Eighth Sunday in Ordinary Time
Sirach 27: 4-7 1 Corinthians 15: 54-58 Luke 6: 39-45
Have you ever said something that you wished you could take back almost as soon as it was out of your mouth? I have. Sometimes the regret arrives later, when I’ve had time to step back from the conversation, and from the “me” who was engaged in it. Oftentimes this occurs during moments of prayer and contemplation, those moments when being still in God’s presence allows me to “see.” Especially to see myself, my failings and faults.

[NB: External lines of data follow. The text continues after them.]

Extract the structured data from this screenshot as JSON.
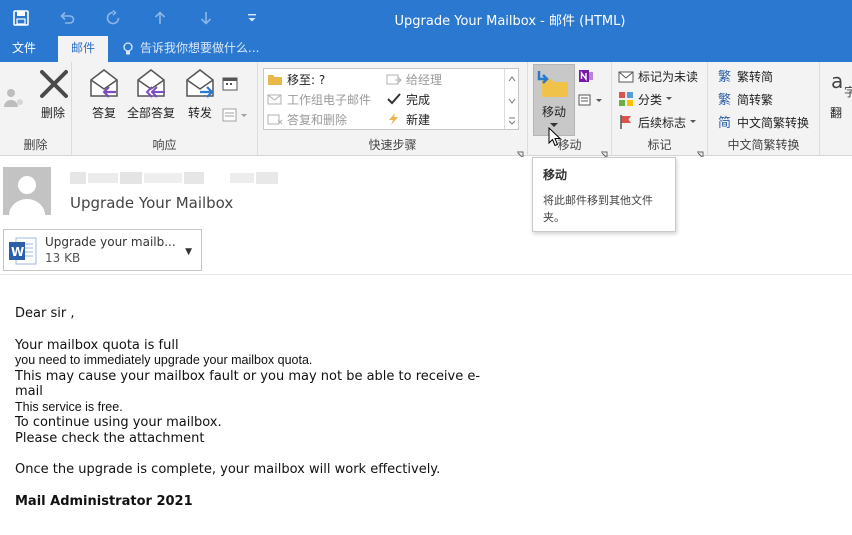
{
  "window": {
    "title": "Upgrade Your Mailbox - 邮件 (HTML)"
  },
  "quick_access": {
    "icons": [
      "save-icon",
      "undo-icon",
      "redo-icon",
      "up-icon",
      "down-icon",
      "customize-icon"
    ]
  },
  "menu": {
    "tabs": [
      {
        "label": "文件",
        "active": false
      },
      {
        "label": "邮件",
        "active": true
      }
    ],
    "tell_me": "告诉我你想要做什么..."
  },
  "ribbon": {
    "groups": {
      "delete": {
        "label": "删除",
        "buttons": {
          "delete": "删除"
        }
      },
      "respond": {
        "label": "响应",
        "buttons": {
          "reply": "答复",
          "reply_all": "全部答复",
          "forward": "转发"
        }
      },
      "quick_steps": {
        "label": "快速步骤",
        "items": {
          "move_to": "移至: ?",
          "to_manager": "给经理",
          "team_email": "工作组电子邮件",
          "done": "完成",
          "reply_delete": "答复和删除",
          "create_new": "新建"
        }
      },
      "move": {
        "label": "移动",
        "buttons": {
          "move": "移动"
        }
      },
      "tags": {
        "label": "标记",
        "buttons": {
          "mark_unread": "标记为未读",
          "categorize": "分类",
          "follow_up": "后续标志"
        }
      },
      "chinese_conversion": {
        "label": "中文简繁转换",
        "buttons": {
          "to_simplified": "繁转简",
          "to_traditional": "简转繁",
          "convert": "中文简繁转换"
        }
      },
      "translate": {
        "partial_label": "翻"
      }
    }
  },
  "tooltip": {
    "title": "移动",
    "text": "将此邮件移到其他文件夹。"
  },
  "message": {
    "subject": "Upgrade Your Mailbox",
    "attachment": {
      "name": "Upgrade your mailb...",
      "size": "13 KB"
    },
    "body": {
      "greeting": "Dear sir ,",
      "line1": "Your mailbox quota is full",
      "line2": "you need to immediately upgrade your mailbox quota.",
      "line3": "This may cause your mailbox fault or you may not be able to receive e-mail",
      "line4": "This service is free.",
      "line5": "To continue using your mailbox.",
      "line6": "Please check the attachment",
      "line7": "Once the upgrade is complete, your mailbox will work effectively.",
      "signature": "Mail Administrator 2021"
    }
  },
  "colors": {
    "title_bar": "#2b78d0",
    "ribbon_bg": "#f3f3f3",
    "active_tab_text": "#2b6fc2",
    "move_button_pressed": "#c8c8c8"
  }
}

Jesus’ teaching that every tree is known by its fruit, and that one’s speech reveals the content and motives of one’s heart echoes the Wisdom of Sirach. This Gospel Parable can seem like a motley string of different and dissonant metaphors: The blind leading the blind, the splinter in my neighbor’s eye and the huge wooden beam in my own, the tree and its fruit, the human heart and what flows from it in speech and action. Yet the message these disparate metaphors convey is one and cohesive. In fact, the metaphors themselves are not, as literary folks say, “mixed.” (As in the editorial injunction “Don’t mix your metaphors!”) Jesus’ metaphors in this Parable are all profoundly related, and I believe coalesce in “from the fullness of the heart the mouth speaks.” Quite simply, one blind to one’s own faults , and to the interior state of one’s heart, cannot “see” clearly enough to offer correction or guidance to another.

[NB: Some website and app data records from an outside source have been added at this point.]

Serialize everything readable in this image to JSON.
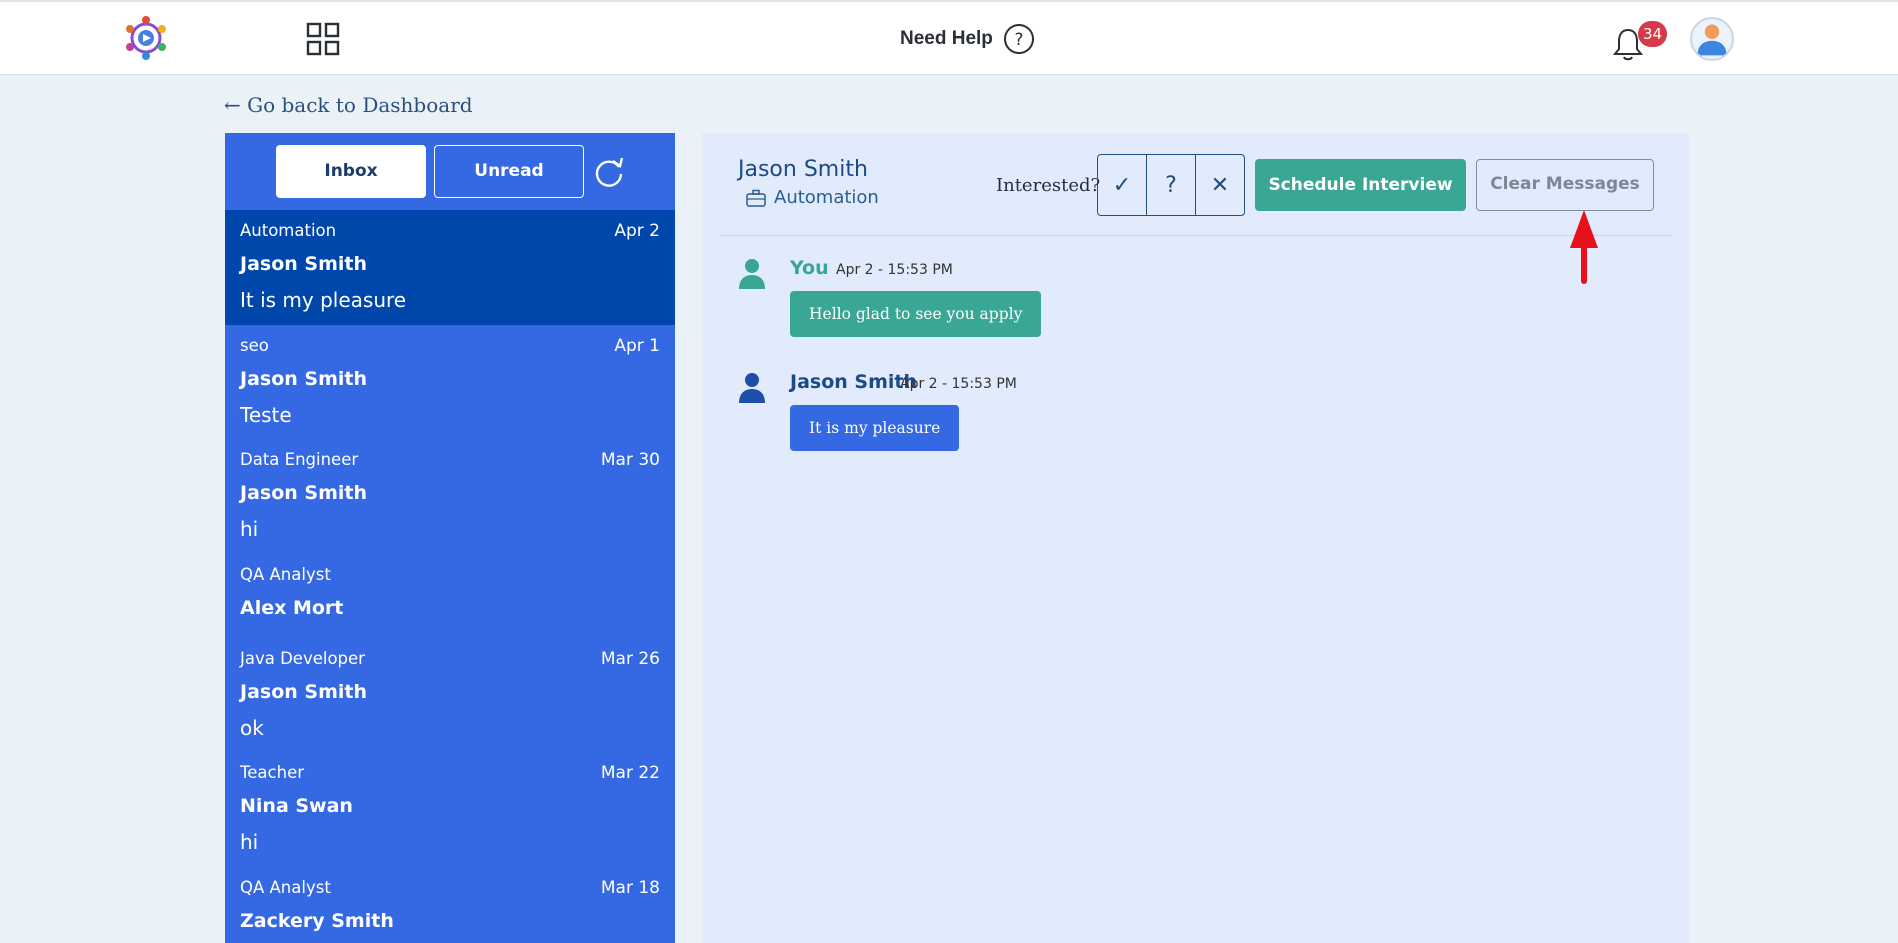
{
  "header": {
    "logo_icon": "app-logo",
    "apps_icon": "grid-icon",
    "help_label": "Need Help",
    "help_icon": "question-circle-icon",
    "notification_icon": "bell-icon",
    "notification_count": "34",
    "avatar_icon": "user-avatar"
  },
  "nav": {
    "back_label": "← Go back to Dashboard"
  },
  "sidebar": {
    "tabs": [
      {
        "label": "Inbox",
        "active": true
      },
      {
        "label": "Unread",
        "active": false
      }
    ],
    "refresh_icon": "refresh-icon",
    "conversations": [
      {
        "job": "Automation",
        "date": "Apr 2",
        "name": "Jason Smith",
        "message": "It is my pleasure",
        "active": true
      },
      {
        "job": "seo",
        "date": "Apr 1",
        "name": "Jason Smith",
        "message": "Teste",
        "active": false
      },
      {
        "job": "Data Engineer",
        "date": "Mar 30",
        "name": "Jason Smith",
        "message": "hi",
        "active": false
      },
      {
        "job": "QA Analyst",
        "date": "",
        "name": "Alex Mort",
        "message": "",
        "active": false
      },
      {
        "job": "Java Developer",
        "date": "Mar 26",
        "name": "Jason Smith",
        "message": "ok",
        "active": false
      },
      {
        "job": "Teacher",
        "date": "Mar 22",
        "name": "Nina Swan",
        "message": "hi",
        "active": false
      },
      {
        "job": "QA Analyst",
        "date": "Mar 18",
        "name": "Zackery Smith",
        "message": "",
        "active": false
      }
    ]
  },
  "chat": {
    "contact_name": "Jason Smith",
    "job_title": "Automation",
    "interested_label": "Interested?",
    "interest_options": [
      {
        "symbol": "✓",
        "icon": "check-icon"
      },
      {
        "symbol": "?",
        "icon": "question-icon"
      },
      {
        "symbol": "✕",
        "icon": "close-icon"
      }
    ],
    "schedule_label": "Schedule Interview",
    "clear_label": "Clear Messages",
    "messages": [
      {
        "author": "You",
        "time": "Apr 2 - 15:53 PM",
        "text": "Hello glad to see you apply",
        "color": "#3aa694"
      },
      {
        "author": "Jason Smith",
        "time": "Apr 2 - 15:53 PM",
        "text": "It is my pleasure",
        "color": "#3568e3"
      }
    ]
  },
  "colors": {
    "sidebar": "#3568e3",
    "sidebar_active": "#0047ab",
    "accent_green": "#3aa694",
    "badge_red": "#d63a4a",
    "annotation_red": "#e8101b"
  }
}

Elsewhere in Scripture, we are summoned gently to correct our brother or sister for their own good if we see them wandering from the path of discipleship that leads to the Reign of God. This is, in fact, where—like the blind leading the blind—I fall into a pit. Often it is precisely when I am speaking passionately about the way things “should” be, whether that be a just and inclusive society, or a just and inclusive church, that I say those harsh things about others that I wish I could take back. Whether regret arrives in the moment, or later during times of prayerful reflection, such regret, in leading to repentance, is a Divine grace. It is a gift from God, something that I cannot acquire on my own. In such moments, I am drawn back from arrogance to humility, to remembering my dependence upon God for my every breath, and my interdependence with all others living on our shared planet.

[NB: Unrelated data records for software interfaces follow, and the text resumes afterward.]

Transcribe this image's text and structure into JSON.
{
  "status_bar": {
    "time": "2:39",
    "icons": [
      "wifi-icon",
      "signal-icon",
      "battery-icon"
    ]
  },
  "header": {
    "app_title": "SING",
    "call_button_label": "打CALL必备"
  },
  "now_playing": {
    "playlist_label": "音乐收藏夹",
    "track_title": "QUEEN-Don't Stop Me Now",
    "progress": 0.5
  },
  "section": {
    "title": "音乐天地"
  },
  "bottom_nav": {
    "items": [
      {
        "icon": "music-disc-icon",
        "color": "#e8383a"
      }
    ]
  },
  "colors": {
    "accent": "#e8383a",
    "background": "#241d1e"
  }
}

St. Paul urges us to see the present in the light of the future, precisely because of what has already been accomplished in the past. When we regret our words or our deeds, we come face to face with our sin, and this is graced self-knowledge. It is graced because God gives us the victory over sin and death through Jesus Christ, the first fruit of the resurrection life from which and in which we already live, even as we await its future fulfillment. In the meantime, all along our earthly journey, God continually brings us out to a place of freedom, because God delights in us, and has already saved us. May our hearts be full of the knowledge of God’s delight in us, and may our words and deeds more and more spring from that fullness.
Sr. Kathleen McManus, OP